The comparison trap convinces you that “so and so’s” life is better, happier, and more exciting than yours. It convinces you that everyone is more fabulous, fun, and put together than you. The comparison trap leaves you feeling yucky, less than, and really down about your own life.
To be honest, the comparison trap has been around a long time. It’s not new because of social media. Before Instagram, we had Facebook. Before Facebook, we had People magazine. And before People magazine, we had high school yearbooks. Comparison is a natural part of being a human. That said, social media has radically changed this pattern, giving us an easy platform to compare our lives to others, looking only at their highlight reels.
You scroll through Instagram and see perfectly curated photos of outfits and vacations. You look at Facebook and see everyone gushing about how much they love their significant others. You flip through a magazine and see oodles of beautiful people. And without even realizing it, you start to feel inadequate. Your life suddenly doesn’t feel so great. You don’t feel so great.
The comparison trap is real. And dangerous. But thankfully, there’s a simple tip that can totally change the game. It’s both practical and helpful. It’s a tip I’ve practiced in my own life, and it’s made a huge difference.
The difference is dramatic, but the idea is simple. EDIT. Yes, you read that correctly. Edit. Look at the content you take in. Pay attention to what you’re consuming. And if it’s not healthy or helpful, don’t allow it into your space. Unfollow. Unsubscribe. Remove.
Don’t expect your brain to see a pretty, shiny stimulus and not respond. Your brain isn’t wired that way. The key to surviving the comparison trap starts way before you see the photo. It starts by not allowing that photo to be in front of your eyes in the first place. (There’s a reason I don’t keep Oreos in our house. Because I can’t have that stimulus in front of me without reacting. My brain isn’t wired like that.) Take away the stimulus by editing what you consume.
If you follow people on Instagram who only show perfectly curated images and outfits and never open up or get real, unfollow them. If you have friends on Facebook that are overly obnoxious or distorted in what they share, hide their posts or unfriend them.
This isn’t about being snarky, jealous, or salty. It’s about protecting your soul and only taking in things that are congruent with how you want to feel.
If you want your life to be simpler, then consume media or materials that support that. If you want to feel better about yourself as a parent, then follow people who are open and authentic about their parenting struggles.
Some of my favorite women to follow on Instagram are women are real and authentic, open and honest. Yes, they might post pretty outfits and beautiful home décor, but they also acknowledge challenges. They talk openly about imperfections. They speak out about important but potentially sensitive stuff. They don’t pretend to have it all together. They don’t hide their mess all the time.
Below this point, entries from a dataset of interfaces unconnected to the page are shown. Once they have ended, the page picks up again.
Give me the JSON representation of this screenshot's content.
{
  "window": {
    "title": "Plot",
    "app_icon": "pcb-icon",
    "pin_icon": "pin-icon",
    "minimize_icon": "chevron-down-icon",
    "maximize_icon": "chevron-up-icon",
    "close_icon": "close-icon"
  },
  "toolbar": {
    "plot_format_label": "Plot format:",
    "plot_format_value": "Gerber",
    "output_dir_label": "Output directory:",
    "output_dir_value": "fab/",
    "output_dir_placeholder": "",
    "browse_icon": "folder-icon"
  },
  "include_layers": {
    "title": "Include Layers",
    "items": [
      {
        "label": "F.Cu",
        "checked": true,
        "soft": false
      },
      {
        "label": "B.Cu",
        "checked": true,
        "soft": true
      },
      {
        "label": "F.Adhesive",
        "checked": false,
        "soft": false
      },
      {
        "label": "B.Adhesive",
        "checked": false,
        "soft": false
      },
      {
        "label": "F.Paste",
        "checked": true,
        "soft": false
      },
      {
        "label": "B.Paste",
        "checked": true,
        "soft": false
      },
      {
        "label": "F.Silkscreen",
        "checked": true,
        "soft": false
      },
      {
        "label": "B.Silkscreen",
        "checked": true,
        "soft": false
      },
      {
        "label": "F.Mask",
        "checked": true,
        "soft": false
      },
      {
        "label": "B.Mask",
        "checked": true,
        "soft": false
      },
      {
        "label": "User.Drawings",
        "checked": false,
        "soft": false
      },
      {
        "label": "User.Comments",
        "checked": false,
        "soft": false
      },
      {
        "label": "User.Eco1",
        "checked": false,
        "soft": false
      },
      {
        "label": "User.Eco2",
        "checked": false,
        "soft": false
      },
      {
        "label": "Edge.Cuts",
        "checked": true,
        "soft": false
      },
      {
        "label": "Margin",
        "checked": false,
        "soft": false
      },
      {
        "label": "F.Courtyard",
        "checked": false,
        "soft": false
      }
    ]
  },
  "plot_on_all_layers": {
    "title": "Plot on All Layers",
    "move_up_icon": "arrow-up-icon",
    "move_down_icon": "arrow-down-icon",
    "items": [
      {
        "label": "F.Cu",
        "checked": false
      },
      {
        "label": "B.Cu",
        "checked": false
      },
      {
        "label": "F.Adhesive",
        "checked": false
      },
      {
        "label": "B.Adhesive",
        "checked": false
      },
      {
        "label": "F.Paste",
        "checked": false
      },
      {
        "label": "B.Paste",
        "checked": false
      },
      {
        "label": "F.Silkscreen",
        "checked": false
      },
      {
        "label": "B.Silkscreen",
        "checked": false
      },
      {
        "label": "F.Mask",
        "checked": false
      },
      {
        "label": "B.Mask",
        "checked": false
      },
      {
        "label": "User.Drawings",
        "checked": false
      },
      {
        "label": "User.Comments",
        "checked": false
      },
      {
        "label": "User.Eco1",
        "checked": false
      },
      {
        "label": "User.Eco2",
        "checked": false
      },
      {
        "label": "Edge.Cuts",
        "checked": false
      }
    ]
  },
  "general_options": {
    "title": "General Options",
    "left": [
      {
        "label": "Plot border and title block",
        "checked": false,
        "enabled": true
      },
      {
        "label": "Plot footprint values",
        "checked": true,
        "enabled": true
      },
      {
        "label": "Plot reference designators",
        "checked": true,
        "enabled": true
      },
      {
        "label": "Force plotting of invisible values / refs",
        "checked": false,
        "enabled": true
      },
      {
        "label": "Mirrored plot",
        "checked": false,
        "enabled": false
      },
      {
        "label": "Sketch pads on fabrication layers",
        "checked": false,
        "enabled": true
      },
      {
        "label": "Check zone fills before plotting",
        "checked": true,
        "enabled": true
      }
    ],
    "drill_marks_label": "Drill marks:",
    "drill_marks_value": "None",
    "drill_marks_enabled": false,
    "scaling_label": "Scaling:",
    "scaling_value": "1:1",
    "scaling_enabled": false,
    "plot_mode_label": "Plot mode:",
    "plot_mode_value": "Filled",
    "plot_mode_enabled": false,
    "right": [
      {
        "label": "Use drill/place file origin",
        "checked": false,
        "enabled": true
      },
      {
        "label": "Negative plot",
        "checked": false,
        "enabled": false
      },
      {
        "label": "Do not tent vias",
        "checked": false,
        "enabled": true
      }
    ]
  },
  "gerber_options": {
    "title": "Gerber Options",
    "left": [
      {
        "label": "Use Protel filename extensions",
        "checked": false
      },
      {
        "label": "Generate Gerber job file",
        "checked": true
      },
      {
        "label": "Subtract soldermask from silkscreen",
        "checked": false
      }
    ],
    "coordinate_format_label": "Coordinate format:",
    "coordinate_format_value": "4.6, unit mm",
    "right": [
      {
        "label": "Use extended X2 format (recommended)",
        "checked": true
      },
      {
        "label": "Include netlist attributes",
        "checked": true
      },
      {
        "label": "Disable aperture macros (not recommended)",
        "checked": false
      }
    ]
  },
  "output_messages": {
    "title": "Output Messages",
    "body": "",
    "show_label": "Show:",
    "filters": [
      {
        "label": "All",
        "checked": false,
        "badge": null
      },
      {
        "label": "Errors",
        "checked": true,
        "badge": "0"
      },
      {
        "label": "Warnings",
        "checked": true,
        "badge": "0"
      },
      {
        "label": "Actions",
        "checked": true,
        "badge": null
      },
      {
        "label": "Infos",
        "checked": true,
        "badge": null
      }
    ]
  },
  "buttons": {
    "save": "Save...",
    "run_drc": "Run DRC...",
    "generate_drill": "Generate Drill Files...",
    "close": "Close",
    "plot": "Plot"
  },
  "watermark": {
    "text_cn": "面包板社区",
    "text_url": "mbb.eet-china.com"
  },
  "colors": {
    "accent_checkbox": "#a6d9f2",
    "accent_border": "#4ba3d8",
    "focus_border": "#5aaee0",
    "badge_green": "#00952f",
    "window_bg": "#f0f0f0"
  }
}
I’m picky about who I allow into my online and real life spaces. I can’t always trust my brain to see things as they truly are, so I’m thoughtful and protective about who gets in front of it.
If you struggle with the comparison trap, hear me today, loud and clear. Edit. Unfollow. Remove. If the photos of a popular influencer or old high school friend don’t nourish your soul, stop following them. If someone isn’t in line with how you want to feel, then don’t invite them into your digital space.
Be protective about what your eyes look at. Be intentional about what you’re scrolling past.
The comparison trap is dangerous. It minimizes what you have and leaves you feeling inadequate. Protect your mental and emotional health by editing who you allow into your space. It makes a world of difference.
Are you willing to edit who you follow on social media? Have you ever done this and found it helpful? Leave a comment; I’d love to hear!